_GOAL OF THE EXERCISE_. Pick out the lines below that include the string "text".

++++ INPUT DATA

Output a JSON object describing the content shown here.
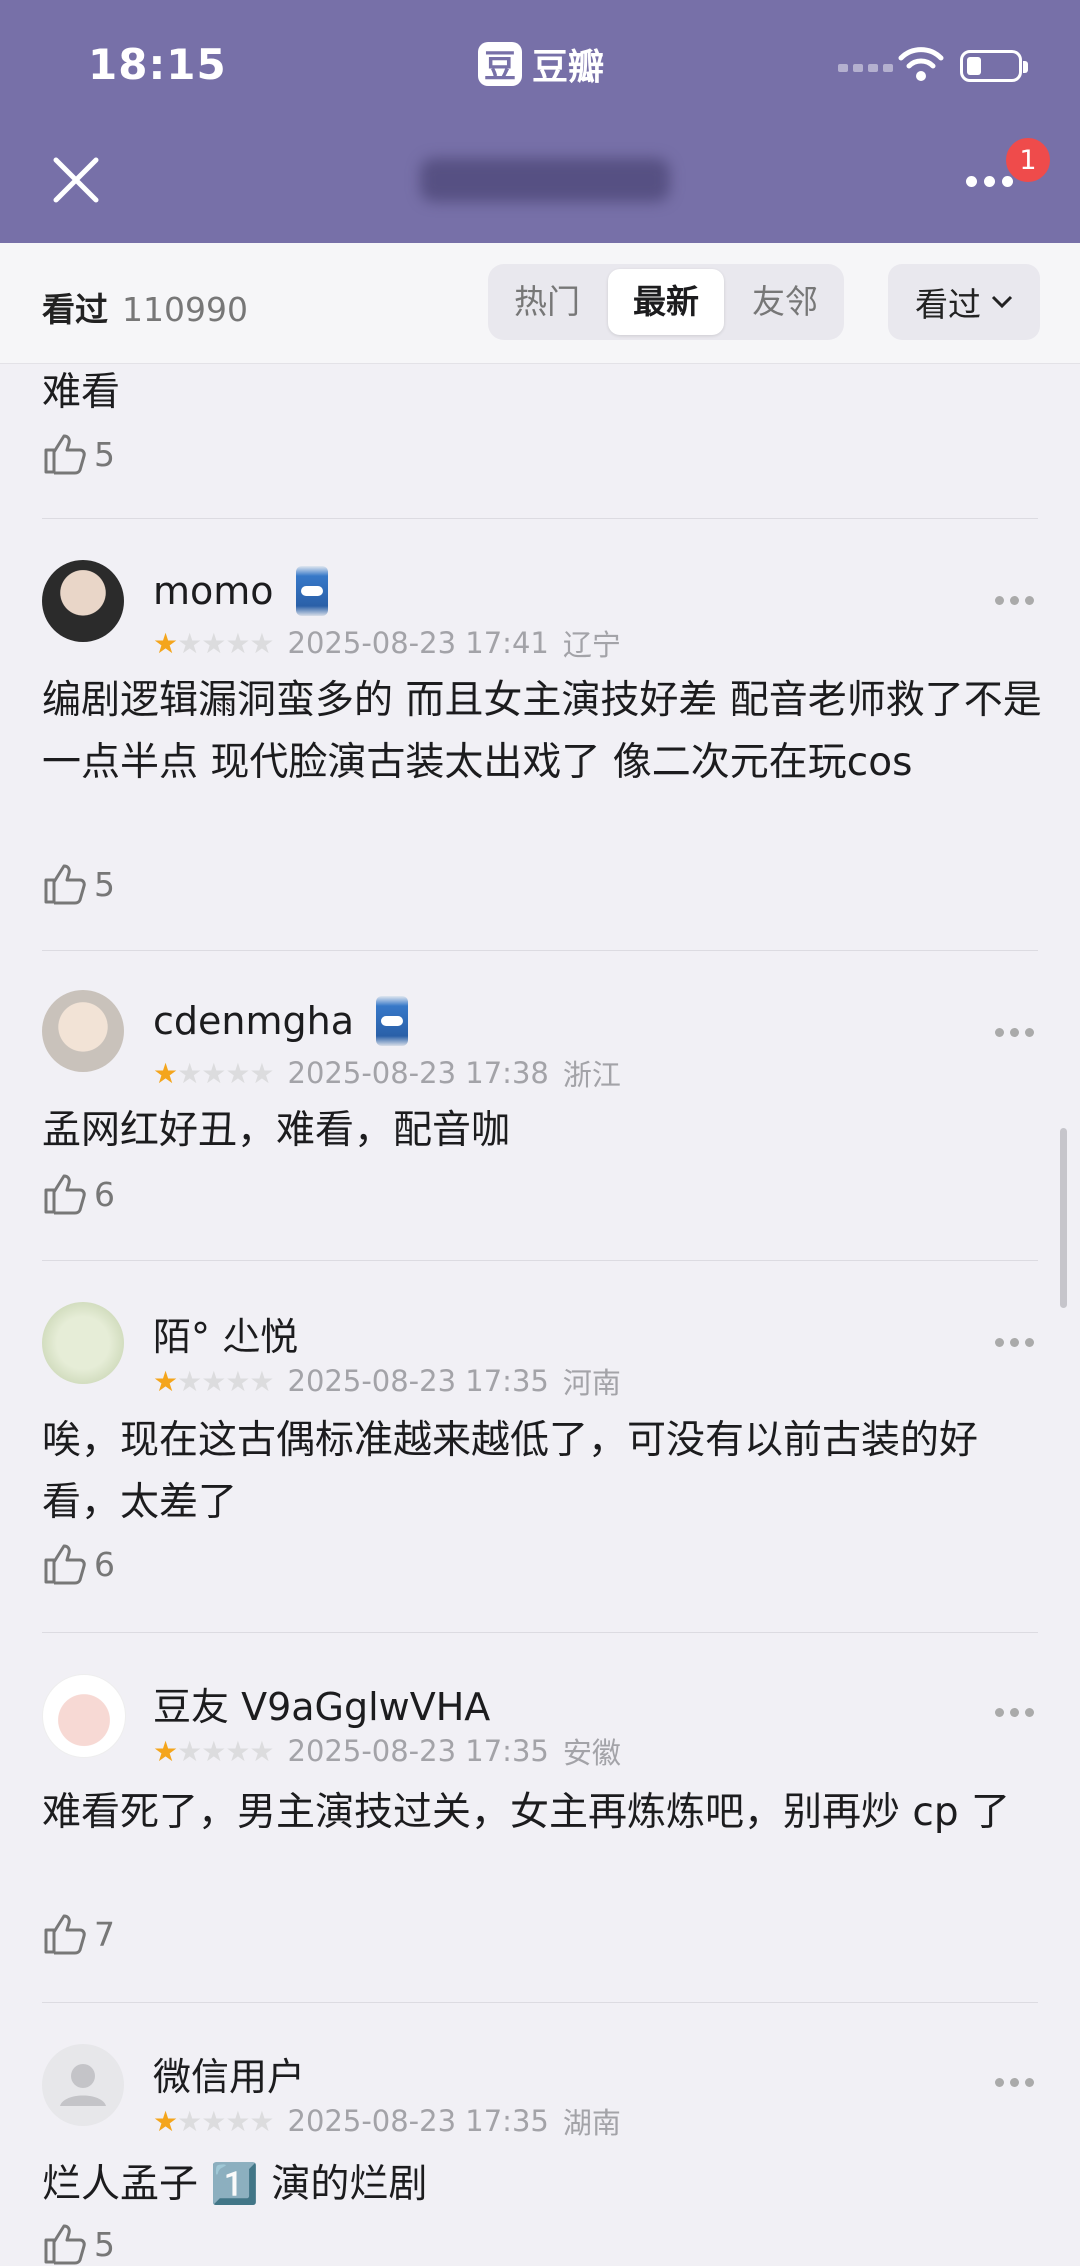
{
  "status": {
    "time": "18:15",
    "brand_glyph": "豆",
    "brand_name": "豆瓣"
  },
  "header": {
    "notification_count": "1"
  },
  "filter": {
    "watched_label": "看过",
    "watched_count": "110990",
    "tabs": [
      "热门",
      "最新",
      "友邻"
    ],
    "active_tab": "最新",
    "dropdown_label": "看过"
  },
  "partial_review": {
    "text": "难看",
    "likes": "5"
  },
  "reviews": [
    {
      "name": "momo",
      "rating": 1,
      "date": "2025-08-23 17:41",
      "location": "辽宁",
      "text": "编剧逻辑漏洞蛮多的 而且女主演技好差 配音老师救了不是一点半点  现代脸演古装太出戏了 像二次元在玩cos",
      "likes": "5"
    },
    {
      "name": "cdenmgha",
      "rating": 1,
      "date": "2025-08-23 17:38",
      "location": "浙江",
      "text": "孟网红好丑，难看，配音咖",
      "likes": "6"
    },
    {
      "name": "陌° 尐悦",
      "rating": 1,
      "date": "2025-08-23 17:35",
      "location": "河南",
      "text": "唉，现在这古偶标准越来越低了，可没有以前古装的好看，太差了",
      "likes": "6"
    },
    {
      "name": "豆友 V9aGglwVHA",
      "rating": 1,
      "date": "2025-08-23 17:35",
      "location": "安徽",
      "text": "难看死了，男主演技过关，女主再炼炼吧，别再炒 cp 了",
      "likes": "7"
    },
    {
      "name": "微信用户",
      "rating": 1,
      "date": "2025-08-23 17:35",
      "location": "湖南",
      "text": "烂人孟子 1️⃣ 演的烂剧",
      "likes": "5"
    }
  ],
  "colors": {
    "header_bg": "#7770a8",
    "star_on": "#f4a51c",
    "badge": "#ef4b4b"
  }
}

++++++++

_RESPONSE TO THE EXERCISE_.
    "text": "难看",
      "text": "编剧逻辑漏洞蛮多的 而且女主演技好差 配音老师救了不是一点半点  现代脸演古装太出戏了 像二次元在玩cos",
      "text": "孟网红好丑，难看，配音咖",
      "text": "唉，现在这古偶标准越来越低了，可没有以前古装的好看，太差了",
      "text": "难看死了，男主演技过关，女主再炼炼吧，别再炒 cp 了",
      "text": "烂人孟子 1️⃣ 演的烂剧",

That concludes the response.